The outlook for 2019 depends predominantly on whether the US-China trade negotiations bear fruit or simply fall apart. In early January, optimism that the two trading giants were making progress in ironing out their differences over trade policy prompted an immediate rally in oil and commodity-linked currencies. This suggests the CAD, AUD and NZD stand to gain significantly from any Sino-US trade breakthrough.
In terms of monetary policy, no rate hike is expected by either the Reserve Bank of Australia or the Reserve Bank of New Zealand. In fact, market pricing implies a small probability for a rate cut by both central banks amid slowing growth and sluggish inflation. Odds for a rate increase by the Bank of Canada have also dissipated rapidly, though not completely, following the turmoil that jolted markets in December.
At this point in the year, many of the headwinds and uncertainties that determined price action during 2018 have yet to be resolved. As a result, monetary policy normalisation outside the US, which many traders saw as a sure bet at the start of 2018, is looking increasingly precarious in 2019. With growth and inflation in the eurozone and Japan – the world’s second and fourth-largest economic blocs – dwindling again, there’s a real danger that interest rates may not return to positive territory before the next recession. This raises questions about what additional policy tools would be available to central banks when the next downturn strikes, which could well be in 2019. Both economies are highly vulnerable to an escalation in the US’ trade fight, while the eurozone faces additional risks from a no-deal Brexit and from populist European governments upsetting the EU political order.
The risks for the Chinese economy are also tilted to the downside. A profound slowdown in China is likely to hurt the global economy more than the US’, which would likely still outperform the rest of the world even if trade frictions were to intensify. A bigger threat for the dollar than a Fed rate pause and moderating growth could be political instability in the White House, given President Trump’s continued, if not worsening, unpredictable and destabilising behaviour.

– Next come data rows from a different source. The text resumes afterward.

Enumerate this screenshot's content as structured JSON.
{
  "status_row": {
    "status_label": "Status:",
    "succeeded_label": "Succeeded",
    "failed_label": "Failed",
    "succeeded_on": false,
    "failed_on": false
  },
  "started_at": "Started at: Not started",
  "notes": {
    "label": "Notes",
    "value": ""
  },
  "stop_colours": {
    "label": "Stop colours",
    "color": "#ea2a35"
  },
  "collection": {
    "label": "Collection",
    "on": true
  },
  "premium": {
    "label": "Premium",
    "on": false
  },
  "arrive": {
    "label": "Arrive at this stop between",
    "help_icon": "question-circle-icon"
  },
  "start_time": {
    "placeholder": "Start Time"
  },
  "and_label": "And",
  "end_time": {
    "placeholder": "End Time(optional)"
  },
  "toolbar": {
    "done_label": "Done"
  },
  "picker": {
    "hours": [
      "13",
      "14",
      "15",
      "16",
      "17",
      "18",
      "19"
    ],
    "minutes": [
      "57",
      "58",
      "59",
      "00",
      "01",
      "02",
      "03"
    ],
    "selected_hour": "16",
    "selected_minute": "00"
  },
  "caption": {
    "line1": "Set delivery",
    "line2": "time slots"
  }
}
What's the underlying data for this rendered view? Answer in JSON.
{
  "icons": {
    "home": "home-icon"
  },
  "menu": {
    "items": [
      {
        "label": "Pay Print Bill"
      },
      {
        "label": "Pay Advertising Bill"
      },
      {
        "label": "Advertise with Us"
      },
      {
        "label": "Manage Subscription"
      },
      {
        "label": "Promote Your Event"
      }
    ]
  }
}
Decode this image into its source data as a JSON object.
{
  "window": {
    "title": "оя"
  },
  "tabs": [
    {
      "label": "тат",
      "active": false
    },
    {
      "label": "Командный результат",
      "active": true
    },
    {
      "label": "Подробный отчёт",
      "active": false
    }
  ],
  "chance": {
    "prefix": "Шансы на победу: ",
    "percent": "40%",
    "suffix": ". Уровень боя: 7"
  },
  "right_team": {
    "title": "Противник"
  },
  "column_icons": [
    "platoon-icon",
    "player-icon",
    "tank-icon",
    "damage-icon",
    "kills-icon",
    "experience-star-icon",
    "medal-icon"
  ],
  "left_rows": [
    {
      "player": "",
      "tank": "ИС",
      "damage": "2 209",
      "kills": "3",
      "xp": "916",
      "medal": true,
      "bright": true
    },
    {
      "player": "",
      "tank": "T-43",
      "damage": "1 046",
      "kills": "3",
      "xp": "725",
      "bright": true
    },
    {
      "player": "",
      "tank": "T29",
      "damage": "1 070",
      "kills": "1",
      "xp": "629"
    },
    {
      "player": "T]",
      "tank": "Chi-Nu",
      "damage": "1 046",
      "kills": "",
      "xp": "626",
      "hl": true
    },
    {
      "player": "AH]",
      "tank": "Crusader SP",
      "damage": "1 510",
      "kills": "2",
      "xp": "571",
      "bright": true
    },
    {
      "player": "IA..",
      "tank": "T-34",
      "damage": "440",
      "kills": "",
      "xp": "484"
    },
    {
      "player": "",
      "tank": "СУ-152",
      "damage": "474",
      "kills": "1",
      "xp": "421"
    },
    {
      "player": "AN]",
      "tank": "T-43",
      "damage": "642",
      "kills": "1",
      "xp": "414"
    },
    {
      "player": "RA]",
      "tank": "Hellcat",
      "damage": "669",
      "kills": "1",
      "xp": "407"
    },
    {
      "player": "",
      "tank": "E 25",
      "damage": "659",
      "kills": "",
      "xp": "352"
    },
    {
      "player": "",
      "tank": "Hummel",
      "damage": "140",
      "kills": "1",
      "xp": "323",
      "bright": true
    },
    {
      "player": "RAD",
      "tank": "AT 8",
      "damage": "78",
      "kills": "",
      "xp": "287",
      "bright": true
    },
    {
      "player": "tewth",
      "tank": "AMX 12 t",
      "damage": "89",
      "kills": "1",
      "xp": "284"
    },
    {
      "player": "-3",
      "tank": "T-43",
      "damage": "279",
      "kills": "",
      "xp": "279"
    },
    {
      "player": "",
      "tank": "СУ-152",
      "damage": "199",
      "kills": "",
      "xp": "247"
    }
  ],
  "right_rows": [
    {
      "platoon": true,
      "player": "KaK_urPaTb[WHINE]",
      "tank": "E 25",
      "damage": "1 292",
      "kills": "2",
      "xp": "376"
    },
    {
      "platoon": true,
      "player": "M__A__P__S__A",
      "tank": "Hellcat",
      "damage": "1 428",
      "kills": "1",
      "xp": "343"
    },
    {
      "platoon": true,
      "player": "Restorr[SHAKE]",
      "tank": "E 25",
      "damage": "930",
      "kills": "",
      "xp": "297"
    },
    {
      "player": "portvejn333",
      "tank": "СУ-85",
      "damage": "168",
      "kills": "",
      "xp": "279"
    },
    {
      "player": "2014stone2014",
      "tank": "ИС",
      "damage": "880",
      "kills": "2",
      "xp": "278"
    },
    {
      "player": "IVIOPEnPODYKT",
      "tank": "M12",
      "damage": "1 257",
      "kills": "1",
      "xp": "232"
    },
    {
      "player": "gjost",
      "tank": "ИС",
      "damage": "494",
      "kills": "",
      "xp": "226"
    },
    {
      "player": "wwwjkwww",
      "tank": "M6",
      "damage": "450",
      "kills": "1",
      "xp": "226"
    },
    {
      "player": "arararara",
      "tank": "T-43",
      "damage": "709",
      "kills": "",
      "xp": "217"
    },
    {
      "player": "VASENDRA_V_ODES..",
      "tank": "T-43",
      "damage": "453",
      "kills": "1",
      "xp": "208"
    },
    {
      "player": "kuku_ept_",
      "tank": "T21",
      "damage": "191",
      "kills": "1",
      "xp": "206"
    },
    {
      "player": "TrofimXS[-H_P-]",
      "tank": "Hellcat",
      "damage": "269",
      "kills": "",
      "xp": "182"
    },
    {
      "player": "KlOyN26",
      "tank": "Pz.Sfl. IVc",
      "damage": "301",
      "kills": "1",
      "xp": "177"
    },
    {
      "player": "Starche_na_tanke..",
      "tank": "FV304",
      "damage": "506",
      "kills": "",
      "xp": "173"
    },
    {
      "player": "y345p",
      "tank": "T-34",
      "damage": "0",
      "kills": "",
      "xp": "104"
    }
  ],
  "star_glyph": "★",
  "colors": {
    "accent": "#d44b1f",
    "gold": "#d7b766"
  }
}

However, with US Treasury yields still at relatively high levels, any sustained decline in the dollar is likely to be limited in a risk-off environment. Without a rebound in growth in other parts of the world, the dynamics that came into play in the currency markets in late 2018 could persist well into 2019.